Pat Fitzgerald is the ultimate fire-and-brimstone coachey coach when it comes to pumping up Northwestern, but it’s been hard for him to break out into college football celebrity status, mainly because it’s Northwestern.
But how will the whole Fleck thing come across if Minnesota doesn’t win right away? The act will be fantastic theater if the Gophers become players in the West chase, and he’ll be a perfect lightning rod for opposing fan bases, but will it all wear thin when there’s a three-game losing streak?
It was a chance worth taking. He was the perfect hire at the perfect time for a program that needed to start fresh with a coach who somehow got through the offseason musical chair coaching search without a Power Five gig.
He almost certainly could’ve had the Cincinnati or Temple jobs – or almost any of the open Group of Five gigs – but he wanted bigger. Now Minnesota is hoping the meteoric rise continues.
But here’s Fleck’s issue in his first year – Minnesota got close, and there’s no taking a step back. Last year’s team might have been 9-4, but it was just this close to being truly amazing.
The Gophers had Penn State almost dead, but they couldn’t close – the Nittany Lion OT win turned out to be the spark to a Big Ten championship season. They lost to Iowa and Nebraska by seven points each – in games that could’ve gone either way – and had Wisconsin in trouble before melting down in the second half.
This year’s team has to find a new quarterback to replace Mitch Leidner, but that’s okay – the Gophers couldn’t throw a lick. There will be an instant boost to the passing game, while the rushing attack should be among the Big Ten’s most effective with Rodney Smith and Shannon Brooks leading a strong backfield behind another solid O line.
The defense that made such great strides last season has a terrific linebacking corps to work around and a good-looking secondary, but the pass rush has to come from the ends. Claeys – for all of his faults – did a marvelous job with the D last year, and there’s no reason for a slip.
In PK Emmit Carpenter and P Ryan Santoso, Minnesota might have the best kicking tandem, too.

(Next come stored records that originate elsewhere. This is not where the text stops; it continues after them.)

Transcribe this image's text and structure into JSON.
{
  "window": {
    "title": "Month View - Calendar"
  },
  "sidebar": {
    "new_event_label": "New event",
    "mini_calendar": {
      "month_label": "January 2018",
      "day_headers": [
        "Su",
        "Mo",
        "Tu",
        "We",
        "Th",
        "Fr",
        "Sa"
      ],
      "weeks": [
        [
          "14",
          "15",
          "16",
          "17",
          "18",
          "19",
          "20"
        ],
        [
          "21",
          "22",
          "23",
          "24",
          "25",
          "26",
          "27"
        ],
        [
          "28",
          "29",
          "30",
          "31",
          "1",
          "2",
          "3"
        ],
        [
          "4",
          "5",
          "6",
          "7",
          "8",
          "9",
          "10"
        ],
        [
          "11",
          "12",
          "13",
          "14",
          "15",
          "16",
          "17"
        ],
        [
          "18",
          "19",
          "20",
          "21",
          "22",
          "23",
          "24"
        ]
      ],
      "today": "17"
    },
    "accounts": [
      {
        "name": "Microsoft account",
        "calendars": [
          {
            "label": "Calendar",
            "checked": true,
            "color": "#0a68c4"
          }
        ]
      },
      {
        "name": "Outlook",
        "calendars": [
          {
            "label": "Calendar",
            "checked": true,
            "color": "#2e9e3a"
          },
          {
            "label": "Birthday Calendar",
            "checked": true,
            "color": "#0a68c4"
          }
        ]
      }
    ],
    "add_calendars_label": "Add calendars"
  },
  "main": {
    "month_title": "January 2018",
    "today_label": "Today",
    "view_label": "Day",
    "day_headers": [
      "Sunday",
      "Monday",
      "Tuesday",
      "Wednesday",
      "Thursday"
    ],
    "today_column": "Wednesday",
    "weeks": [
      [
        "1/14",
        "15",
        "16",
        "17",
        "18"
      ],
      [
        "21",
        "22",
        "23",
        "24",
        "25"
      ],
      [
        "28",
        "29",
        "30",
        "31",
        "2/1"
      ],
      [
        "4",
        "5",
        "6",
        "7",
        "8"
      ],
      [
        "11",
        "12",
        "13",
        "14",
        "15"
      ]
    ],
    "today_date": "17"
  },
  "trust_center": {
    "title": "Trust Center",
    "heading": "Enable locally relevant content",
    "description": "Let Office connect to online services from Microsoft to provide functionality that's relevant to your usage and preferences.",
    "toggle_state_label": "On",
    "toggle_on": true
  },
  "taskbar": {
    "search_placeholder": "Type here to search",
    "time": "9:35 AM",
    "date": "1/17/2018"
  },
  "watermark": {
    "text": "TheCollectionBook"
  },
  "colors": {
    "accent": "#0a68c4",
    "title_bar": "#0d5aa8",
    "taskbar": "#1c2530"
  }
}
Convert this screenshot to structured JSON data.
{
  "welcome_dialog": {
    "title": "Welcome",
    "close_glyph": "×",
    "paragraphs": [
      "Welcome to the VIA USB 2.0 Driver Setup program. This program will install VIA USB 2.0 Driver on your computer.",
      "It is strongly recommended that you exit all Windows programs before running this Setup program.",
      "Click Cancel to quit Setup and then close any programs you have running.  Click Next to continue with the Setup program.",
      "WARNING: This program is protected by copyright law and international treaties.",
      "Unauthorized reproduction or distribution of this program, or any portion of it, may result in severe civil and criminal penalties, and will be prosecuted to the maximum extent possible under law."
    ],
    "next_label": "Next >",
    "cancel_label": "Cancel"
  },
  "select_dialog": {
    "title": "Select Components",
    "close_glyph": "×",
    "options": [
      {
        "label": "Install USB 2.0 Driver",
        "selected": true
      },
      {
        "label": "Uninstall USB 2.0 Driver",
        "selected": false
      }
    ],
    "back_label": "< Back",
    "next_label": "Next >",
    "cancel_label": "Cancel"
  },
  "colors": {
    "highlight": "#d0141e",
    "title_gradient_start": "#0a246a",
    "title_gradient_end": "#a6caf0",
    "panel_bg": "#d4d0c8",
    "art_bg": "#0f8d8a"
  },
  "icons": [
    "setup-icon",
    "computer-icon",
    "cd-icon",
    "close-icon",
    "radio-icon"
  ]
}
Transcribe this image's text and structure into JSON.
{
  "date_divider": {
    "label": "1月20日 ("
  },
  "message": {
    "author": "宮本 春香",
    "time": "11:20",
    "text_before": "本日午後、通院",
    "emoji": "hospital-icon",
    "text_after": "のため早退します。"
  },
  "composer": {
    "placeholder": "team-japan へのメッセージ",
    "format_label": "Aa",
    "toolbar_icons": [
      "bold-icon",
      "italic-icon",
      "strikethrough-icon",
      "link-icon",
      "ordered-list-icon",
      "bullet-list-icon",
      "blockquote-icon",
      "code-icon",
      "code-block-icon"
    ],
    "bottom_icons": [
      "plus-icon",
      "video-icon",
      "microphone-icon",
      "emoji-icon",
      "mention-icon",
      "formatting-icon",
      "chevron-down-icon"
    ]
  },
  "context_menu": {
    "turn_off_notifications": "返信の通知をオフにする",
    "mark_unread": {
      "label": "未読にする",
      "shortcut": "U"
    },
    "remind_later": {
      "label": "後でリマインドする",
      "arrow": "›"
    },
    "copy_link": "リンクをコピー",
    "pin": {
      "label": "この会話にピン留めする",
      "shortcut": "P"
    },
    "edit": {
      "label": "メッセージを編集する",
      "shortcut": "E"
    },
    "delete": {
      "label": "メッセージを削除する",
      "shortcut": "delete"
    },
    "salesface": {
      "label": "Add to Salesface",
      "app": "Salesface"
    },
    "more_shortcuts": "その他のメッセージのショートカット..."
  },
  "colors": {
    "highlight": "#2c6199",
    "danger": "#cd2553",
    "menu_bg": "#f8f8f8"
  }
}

And now it’s up to Fleck to make it all work.
The team is in place, the schedule is manageable, and now that Fleck owns the “Row The Boat” mantra – because Fleck isn’t the only one who can go cornball – the Land of 10,000 Lakes is ready for him.